The Poet's Ear (Part 3)
The word cadence comes up repeatedly when people are talking about the poet’s ear. With respect to poetry, it denotes “rhythm, rhythmical construction, measure” or in Samuel Johnson’s words, “the flow of verses or periods” (OED). More generally, it refers to rising and falling (especially falling) rhythms, vocal or otherwise, or in music, the “conclusion or ‘close’ of a musical movement or phrase.” This flowing or falling towards closure is a big part of poetic “ear.” Someone with a good ear will know more acutely than others when a sonic sequence will finish playing itself out, will know further in advance which foot will first hit the curb across the street. This is surely what Pound meant in his 1948 comment about the importance of “the tone leading of vowels.” The poet’s ear, then, has always been as much about the relations between sounds (rhythm, measure, syntax, etc.) as the sounds themselves.
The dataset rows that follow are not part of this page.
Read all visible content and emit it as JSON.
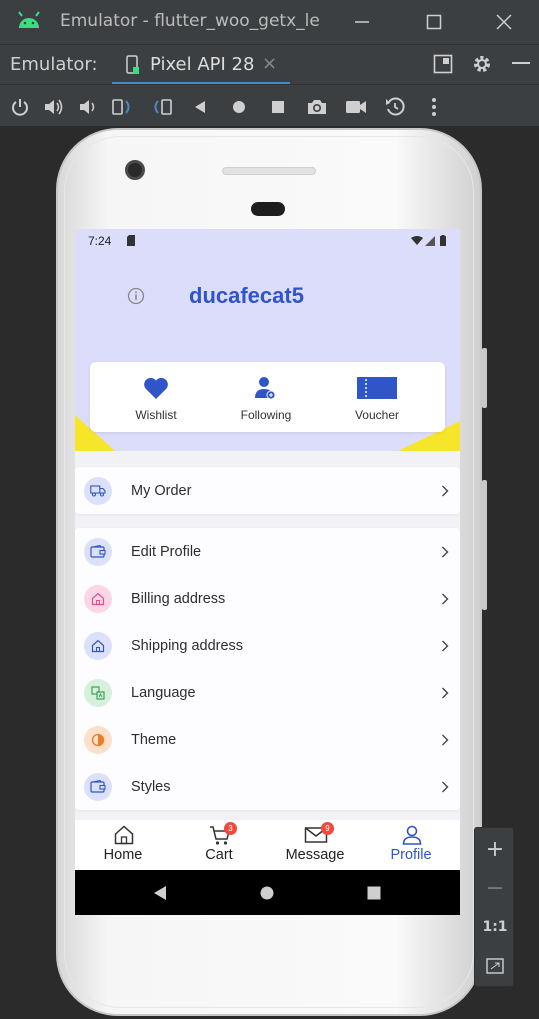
{
  "window": {
    "title": "Emulator - flutter_woo_getx_le",
    "minimize_icon": "minimize-icon",
    "maximize_icon": "maximize-icon",
    "close_icon": "close-icon"
  },
  "tabbar": {
    "label": "Emulator:",
    "device_tab": "Pixel API 28",
    "close_glyph": "×"
  },
  "toolbar": {
    "tools": [
      "power-icon",
      "volume-up-icon",
      "volume-down-icon",
      "rotate-left-icon",
      "rotate-right-icon",
      "back-icon",
      "home-icon",
      "overview-icon",
      "screenshot-icon",
      "record-icon",
      "snapshot-icon",
      "more-icon"
    ]
  },
  "status_bar": {
    "time": "7:24"
  },
  "profile": {
    "username": "ducafecat5",
    "shortcuts": [
      {
        "label": "Wishlist",
        "icon": "heart-icon"
      },
      {
        "label": "Following",
        "icon": "person-add-icon"
      },
      {
        "label": "Voucher",
        "icon": "ticket-icon"
      }
    ]
  },
  "menu": {
    "order": {
      "label": "My Order",
      "icon": "truck-icon",
      "color": "#dbe0fb"
    },
    "items": [
      {
        "label": "Edit Profile",
        "icon": "wallet-icon",
        "color": "#dbe0fb"
      },
      {
        "label": "Billing address",
        "icon": "home-outline-icon",
        "color": "#fbd6e7"
      },
      {
        "label": "Shipping address",
        "icon": "home-outline-icon",
        "color": "#dbe0fb"
      },
      {
        "label": "Language",
        "icon": "translate-icon",
        "color": "#d6f0dc"
      },
      {
        "label": "Theme",
        "icon": "contrast-icon",
        "color": "#fde0cc"
      },
      {
        "label": "Styles",
        "icon": "wallet-icon",
        "color": "#dbe0fb"
      }
    ]
  },
  "bottom_nav": {
    "items": [
      {
        "label": "Home",
        "icon": "home-outline-icon",
        "badge": ""
      },
      {
        "label": "Cart",
        "icon": "cart-icon",
        "badge": "3"
      },
      {
        "label": "Message",
        "icon": "mail-icon",
        "badge": "9"
      },
      {
        "label": "Profile",
        "icon": "person-icon",
        "badge": ""
      }
    ],
    "active": "Profile",
    "active_color": "#2f55c9"
  },
  "zoom": {
    "zoom_in": "+",
    "zoom_out": "−",
    "actual_size": "1:1"
  },
  "colors": {
    "accent": "#2f55c9",
    "header_bg": "#dcdcfb",
    "yellow": "#f7e52a",
    "badge_red": "#f0483e"
  }
}
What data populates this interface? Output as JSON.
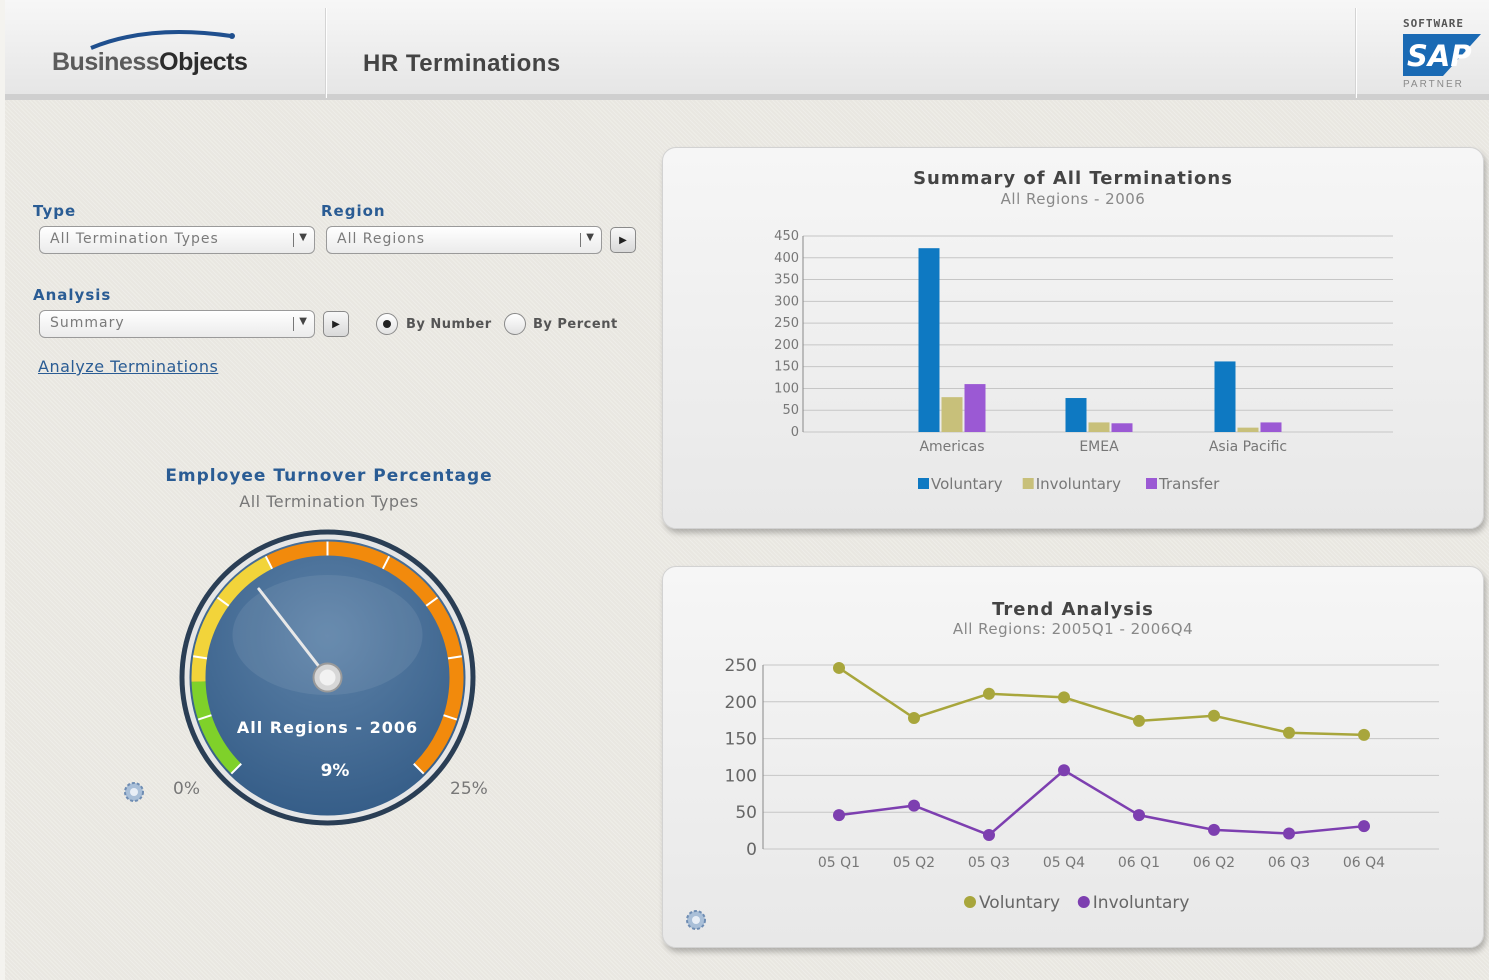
{
  "header": {
    "brand_part1": "Business",
    "brand_part2": "Objects",
    "title": "HR Terminations",
    "partner_top": "SOFTWARE",
    "partner_logo": "SAP",
    "partner_bottom": "PARTNER"
  },
  "filters": {
    "type_label": "Type",
    "type_value": "All Termination Types",
    "region_label": "Region",
    "region_value": "All Regions",
    "analysis_label": "Analysis",
    "analysis_value": "Summary",
    "radio_number": "By Number",
    "radio_percent": "By Percent",
    "selected_mode": "By Number",
    "analyze_link": "Analyze Terminations"
  },
  "gauge": {
    "title": "Employee Turnover Percentage",
    "subtitle": "All Termination Types",
    "caption": "All Regions - 2006",
    "value_text": "9%",
    "value": 9,
    "min": 0,
    "max": 25,
    "min_label": "0%",
    "max_label": "25%",
    "colors": {
      "green": "#7fd12a",
      "yellow": "#f2d43a",
      "orange": "#f28a0c",
      "face": "#3f6690"
    }
  },
  "summary_chart": {
    "title": "Summary of  All Terminations",
    "subtitle": "All Regions - 2006",
    "chart_data": {
      "type": "bar",
      "categories": [
        "Americas",
        "EMEA",
        "Asia Pacific"
      ],
      "series": [
        {
          "name": "Voluntary",
          "values": [
            422,
            78,
            162
          ],
          "color": "#0e79c2"
        },
        {
          "name": "Involuntary",
          "values": [
            80,
            22,
            10
          ],
          "color": "#c8c07a"
        },
        {
          "name": "Transfer",
          "values": [
            110,
            20,
            22
          ],
          "color": "#9b59d4"
        }
      ],
      "ylim": [
        0,
        450
      ],
      "yticks": [
        "0",
        "50",
        "100",
        "150",
        "200",
        "250",
        "300",
        "350",
        "400",
        "450"
      ],
      "grid": true,
      "legend": "bottom"
    }
  },
  "trend_chart": {
    "title": "Trend Analysis",
    "subtitle": "All Regions:  2005Q1 - 2006Q4",
    "chart_data": {
      "type": "line",
      "categories": [
        "05 Q1",
        "05 Q2",
        "05 Q3",
        "05 Q4",
        "06 Q1",
        "06 Q2",
        "06 Q3",
        "06 Q4"
      ],
      "series": [
        {
          "name": "Voluntary",
          "values": [
            246,
            178,
            211,
            206,
            174,
            181,
            158,
            155
          ],
          "color": "#a8a63c"
        },
        {
          "name": "Involuntary",
          "values": [
            46,
            59,
            19,
            107,
            46,
            26,
            21,
            31
          ],
          "color": "#7d3fb0"
        }
      ],
      "ylim": [
        0,
        250
      ],
      "yticks": [
        "0",
        "50",
        "100",
        "150",
        "200",
        "250"
      ],
      "grid": true,
      "legend": "bottom"
    }
  }
}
I would argue that the classical metaphor of “flow” has been extended and in some ways supplanted, at least in postmodern practice, by what Language poet Ron Silliman has called “torque.”
In its application in physics and mechanics, torque is defined as “The twisting or rotary force in a piece of mechanism (as a measurable quantity); the moment of a system of forces producing rotation” (OED). Moment, in its basic mathematical sense, means “any of various functions describing torsional effects, generally having the form of the product of a force and a distance; spec. the turning effect produced by a force.” In Silliman's usage, torque thus becomes a figure for the way syntactic deviations, line breaks, and other aspects of textual arrangement enforce dramatic shifts of direction and attention, enabling the poem to play on readerly expectations, to swerve or twist away from a strict construal or single valence.
Techniques such as enjambment and off-rhyme have historically served to temper prosodic rigidity, creating a mimetic suggestion of “naturalness.” Their chief aim for centuries was to buttress and enhance underlying structure, not to negate or deform it. But at some point in the last hundred years or so, deviations from prosodic “flow” began to take on an increasingly autonomous valuation. Torque may be seen as the point at which poetic swerving broaches perversity, where the per- prefix signifies an intensity or completeness of the “versity” or quality of turning, where prosodic and semantic turns sharpen into pronounced torsion or tortuousness.
Verse enjambment induces torque by effecting a modulation that is experienced as a curvilinear irregularity in syntactic “flow.” This could mean a) setting up an expectation of a certain continuity that must subsequently be revised, or b) creating a patterned (e.g., spiral) alternation between normative syntactic structure and the artificial divisions imposed by linebreaks. Robert Creeley’s “I Know a Man” uses enjambment to redivert the reader’s syntactic focus continually:
As I sd to my
friend, because I am
always talking,—John, I
sd, which was not his
name, the darkness sur-
rounds us, what
can we do against
it, or else, shall we &
why not, buy a goddamn big car,
drive, he sd, for
christ’s sake, look
out where yr going.
With the exception of the lines ending “car” and “going,” each linebreak is in direct tension with the syntactic “flow.” The effect is comparable to what happens when a strip of film gets out of alignment and part of the top of the picture is visible at the bottom. It creates the disorienting sensation that one is going both quickly and slowly at the same time, or that two versions of the same event are unfolding at different speeds but are nevertheless in sync with each other on some rhythmic level. If the grammatical contents of the poem are the axis, the elements that are in torsion around it are the two distinct formal phenomena of a) the reader’s syntactic expectations, and b) the actual enjambed disruptions of those expectations.
For my next and final installment in these posts on ear, I’ll look at a poem constructed around even more radical effects of torque.
K. Silem Mohammad is the author of several books of poetry, including Deer Head Nation (2003), A Thousand Devils (2004) Breathalyzer (2008), and The Front (2009). In The Sonnagrams (2009), Mohammad anagrammatizes Shakespeare’s sonnets into all-new English sonnets in iambic pentameter. He is also editor of the poetry magazine Abraham Lincoln and faculty editor...